return to (someone, something, or some place)

(redirected from returning someone to)

return to (someone, something, or some place)

1. To go or travel back to some place or thing. I'd love to return to Japan someday. She has to return to the shop because she forgot to buy milk.
2. To resume some activity or endeavor. I wish you would return to writing. You have such a natural talent for it! I'm dreading returning to work on Monday.
3. To resume a romantic relationship with someone. Sarah returned to her husband after being separated from him for nearly a year. I don't understand why Tom keeps returning to her after she mistreats him like that time and time again.
4. To give someone or something back to another person or thing. In this usage, a noun or pronoun is used between "return" and "to." Make sure you return this book to me soon—I need it for my research paper. The police returned the missing girl to her parents.
5. To put something back in its proper location. In this usage, a noun or pronoun is used between "return" and "to." He examined the people in the picture and then returned it to the mantelpiece. The principal said she was giving the thieves 24 hours to return the school's mascot to its display case before she pursued a criminal investigation.
See also: return

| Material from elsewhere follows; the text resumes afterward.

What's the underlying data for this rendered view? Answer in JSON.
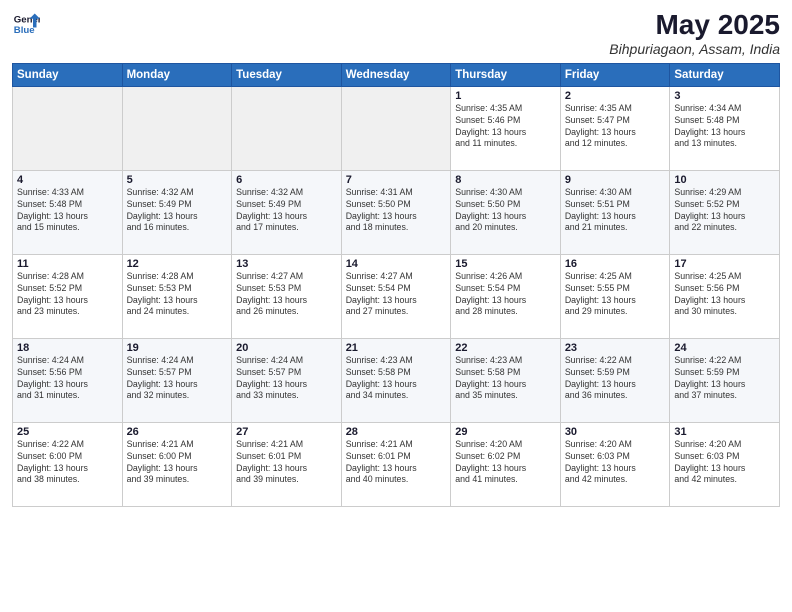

return someone or something to someone

to give someone or something back to someone. Please return my tools to me. Would you return my book to me soon?
See also: return

return to some place

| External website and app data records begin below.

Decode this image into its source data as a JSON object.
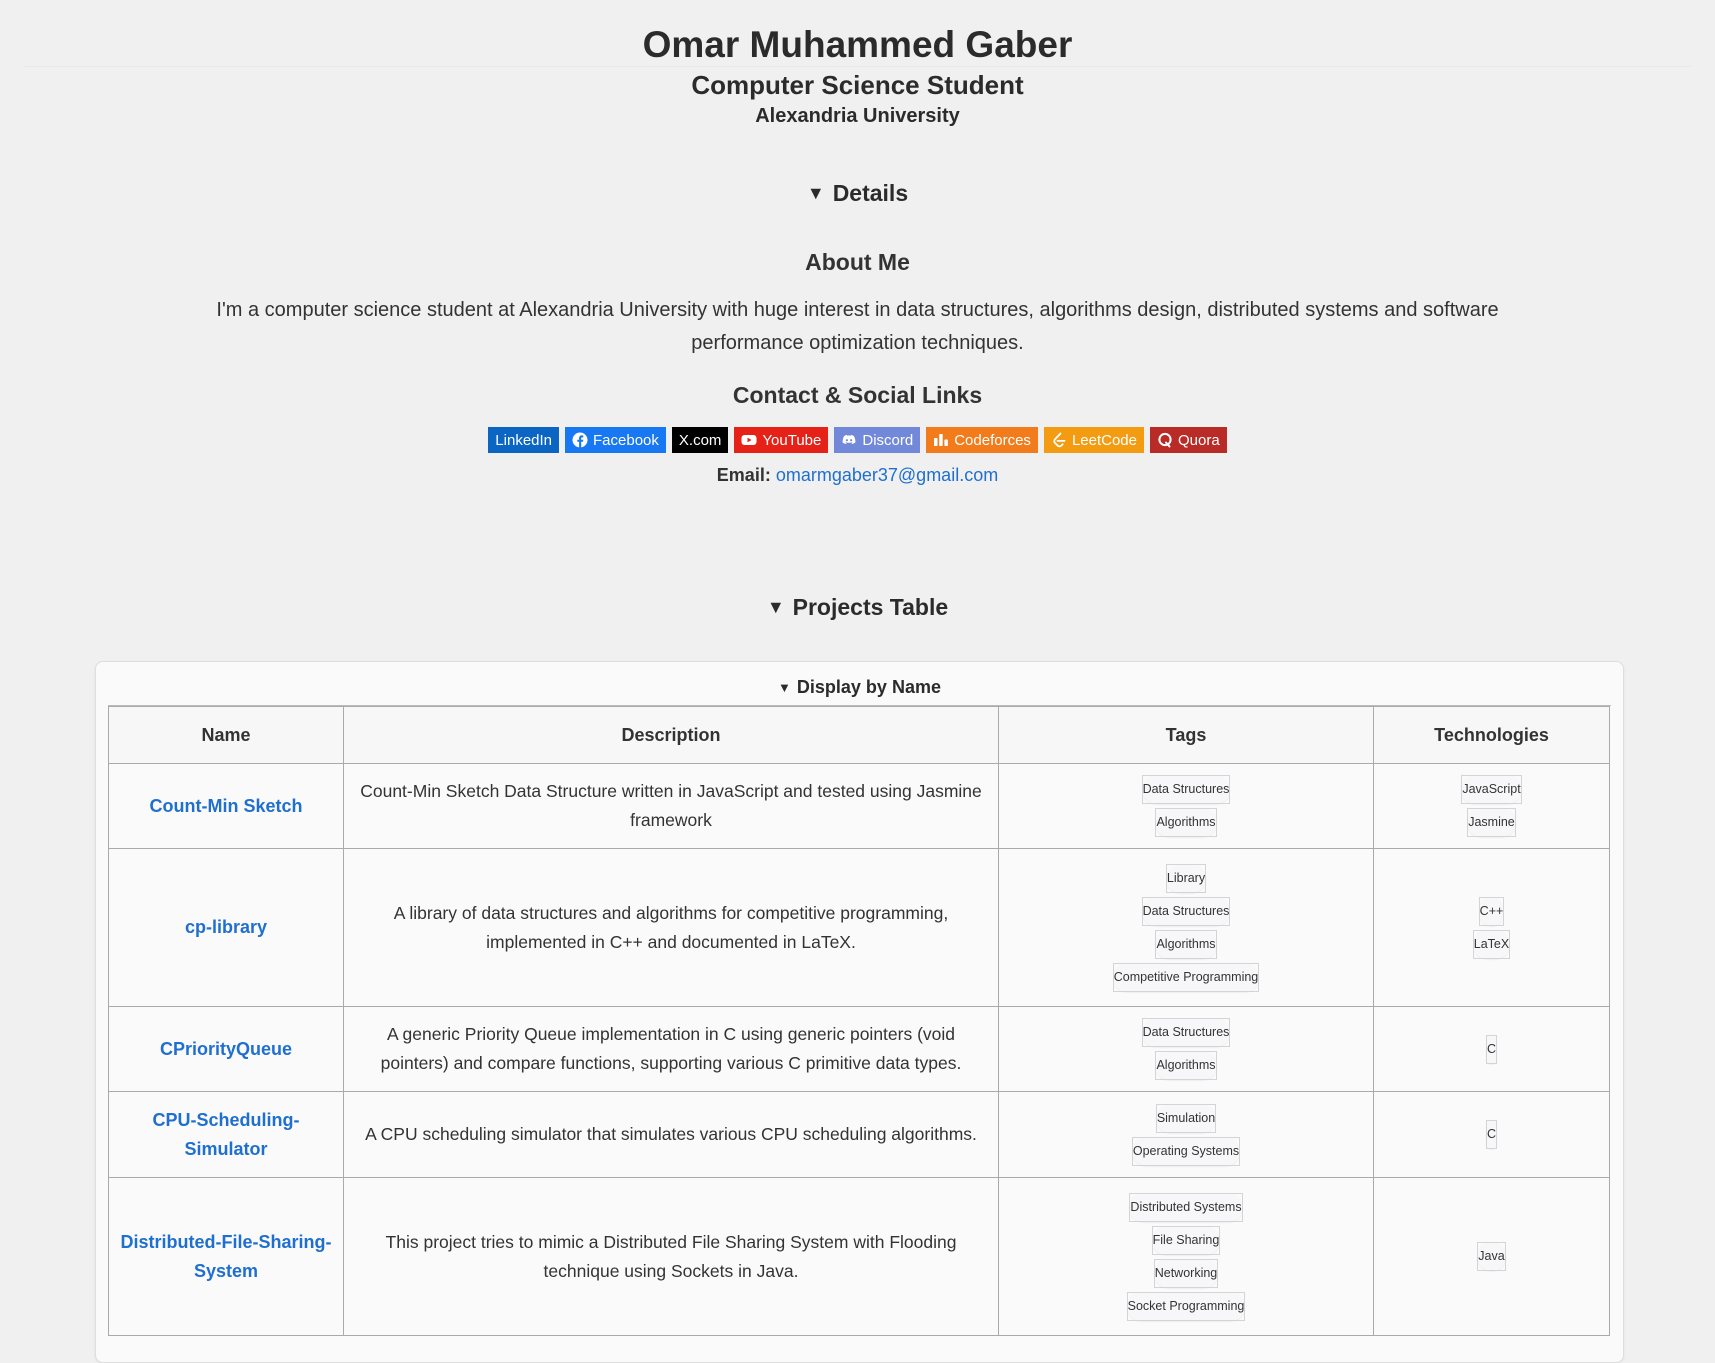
{
  "profile": {
    "name": "Omar Muhammed Gaber",
    "title": "Computer Science Student",
    "university": "Alexandria University"
  },
  "details": {
    "summary": "Details",
    "about_heading": "About Me",
    "about_text": "I'm a computer science student at Alexandria University with huge interest in data structures, algorithms design, distributed systems and software performance optimization techniques.",
    "contact_heading": "Contact & Social Links",
    "social": [
      {
        "label": "LinkedIn",
        "color": "#0a66c2",
        "icon": "none"
      },
      {
        "label": "Facebook",
        "color": "#1877f2",
        "icon": "facebook-icon"
      },
      {
        "label": "X.com",
        "color": "#000000",
        "icon": "none"
      },
      {
        "label": "YouTube",
        "color": "#e62117",
        "icon": "youtube-icon"
      },
      {
        "label": "Discord",
        "color": "#7289da",
        "icon": "discord-icon"
      },
      {
        "label": "Codeforces",
        "color": "#f27b1b",
        "icon": "codeforces-icon"
      },
      {
        "label": "LeetCode",
        "color": "#f39c12",
        "icon": "leetcode-icon"
      },
      {
        "label": "Quora",
        "color": "#b92b27",
        "icon": "quora-icon"
      }
    ],
    "email_label": "Email:",
    "email": "omarmgaber37@gmail.com"
  },
  "projects": {
    "summary": "Projects Table",
    "display_summary": "Display by Name",
    "headers": {
      "name": "Name",
      "description": "Description",
      "tags": "Tags",
      "technologies": "Technologies"
    },
    "rows": [
      {
        "name": "Count-Min Sketch",
        "description": "Count-Min Sketch Data Structure written in JavaScript and tested using Jasmine framework",
        "tags": [
          "Data Structures",
          "Algorithms"
        ],
        "technologies": [
          "JavaScript",
          "Jasmine"
        ]
      },
      {
        "name": "cp-library",
        "description": "A library of data structures and algorithms for competitive programming, implemented in C++ and documented in LaTeX.",
        "tags": [
          "Library",
          "Data Structures",
          "Algorithms",
          "Competitive Programming"
        ],
        "technologies": [
          "C++",
          "LaTeX"
        ]
      },
      {
        "name": "CPriorityQueue",
        "description": "A generic Priority Queue implementation in C using generic pointers (void pointers) and compare functions, supporting various C primitive data types.",
        "tags": [
          "Data Structures",
          "Algorithms"
        ],
        "technologies": [
          "C"
        ]
      },
      {
        "name": "CPU-Scheduling-Simulator",
        "description": "A CPU scheduling simulator that simulates various CPU scheduling algorithms.",
        "tags": [
          "Simulation",
          "Operating Systems"
        ],
        "technologies": [
          "C"
        ]
      },
      {
        "name": "Distributed-File-Sharing-System",
        "description": "This project tries to mimic a Distributed File Sharing System with Flooding technique using Sockets in Java.",
        "tags": [
          "Distributed Systems",
          "File Sharing",
          "Networking",
          "Socket Programming"
        ],
        "technologies": [
          "Java"
        ]
      }
    ]
  }
}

to go or come back to some place. When do you plan to return to your home? I will return there when I have finished here.
See also: place, return
References in periodicals archive ?
But because ICH patients of ten have led active, productive, lives before the stroke event, "You are really talking about the cost of returning someone to a functioning role in society."
'The same would apply to returning someone to a foreign country for trial on the basis of evidence obtained through torture or inhuman, or degrading, treatment,' he said.
The Recommendation also calls on Washington to abolish the death penalty, sign up to the International Criminal Court, and comply with the "non-refoulement" principle, which forbids countries returning someone to a place where they would face persecution.